With the release of Junglepussy’s cock-stiffening video “Cream Team” and the increased number of selfies posted on her Vine account, interest in the two provocative sensations continued to grow. “We be turning the look,” Junglepussy explains as she pulls on a pair of grey Thai-boxing shorts. “We got the look and the shit to back it up.” Some critics have written them off, but they aren’t fazed. “We never got support in the beginning,” Dai Burger points out. “The rap world was quiet for us, so we was like, ‘Fuck ya’ll, we can do this on our own.’” And they did. With videos gaining notoriety online and spots opening up for Lil Wayne and Lil’ Kim, the bossy Brooklyn beauties are on their way on their own terms.
Outside the narrow apartment, they walk down the block towards an open fire hydrant spraying a cascading line of water across the street. They are joined by K Rizz, another young female performer, who recently released a track with them called “Godzilla 101”. As the girls line up in front of the water for a couple of photos, a wide-eyed Dominican family sitting in their lawnchairs watch the barely dressed rappers dance around getting wet. The mother pulls one of her children close. It’s impossible to avoid attention with this posse. “I hope you see how dedicated I am to this shit,” K Rizz laughs, “I just got my weave wet for that photo.”
After getting dried off back at the apartment, K Rizz plays the new track they recorded and Dai Burger and Junglepussy sort through a pile of clothes to pick out the next look. The girls stop for a moment to dance; bouncing around the kitchen, they shake their asses and coo along to the music. “This is my support,” K Rizz tells me, pointing at the two twerkaholics. “It’s hard to get support from other women, but we got each other.” There is a strong solidarity between the girls, based partially on the need to collaborate and promote, but also due to the absence of real support from their peers. “Everybody around us is shady,” Junglepussy states. Stuto nods her head in agreement and chimes in: “Haters know that we are the light. They go to our blogs and Twitters to get inspiration for their videos. They watch us for their moves.”
As the scene expands, the question of legitimacy is being forgotten.
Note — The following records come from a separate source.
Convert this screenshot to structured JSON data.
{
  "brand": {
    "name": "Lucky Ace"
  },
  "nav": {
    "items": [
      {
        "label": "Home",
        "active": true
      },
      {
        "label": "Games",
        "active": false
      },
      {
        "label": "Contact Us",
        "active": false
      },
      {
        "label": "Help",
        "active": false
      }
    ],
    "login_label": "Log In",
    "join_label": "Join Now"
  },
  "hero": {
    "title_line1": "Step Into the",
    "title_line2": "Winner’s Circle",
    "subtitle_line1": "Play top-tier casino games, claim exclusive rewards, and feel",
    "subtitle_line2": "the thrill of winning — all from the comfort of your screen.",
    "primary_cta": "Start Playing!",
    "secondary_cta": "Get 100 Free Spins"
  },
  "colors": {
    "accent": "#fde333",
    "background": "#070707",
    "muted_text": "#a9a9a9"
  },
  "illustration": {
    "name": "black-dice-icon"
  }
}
With a genre-less movement loosely based on having fun and getting wild and fuelled by high Instagram follower counts, it’s difficult to call anyone out on being inauthentic – the need for a back story is increasingly less necessary. But an artist’s legitimacy is always going to show through. “They are reading the magazine,” Stuto says while combing her hair, “but we are the fucking editorial.”
Whether Dai Burger and Junglepussy rise to stardom or remain cult internet sensations is inconsequential. They have crafted a scene of their own despite early dismissal, and will continue to create the music they want to share, no matter how the world may classify it. “We gonna keep turning the look,” Dai Burger states. “There is no one in our way, and even if there is, we just gonna scooch them over and move ourselves ahead.” She bats her large dark eyelashes, smiles.
“Not like anyone could stop us.”“The Bushwick scene is a party for weirdos and freaks and fashionistas. It’s for anybody that’s not average”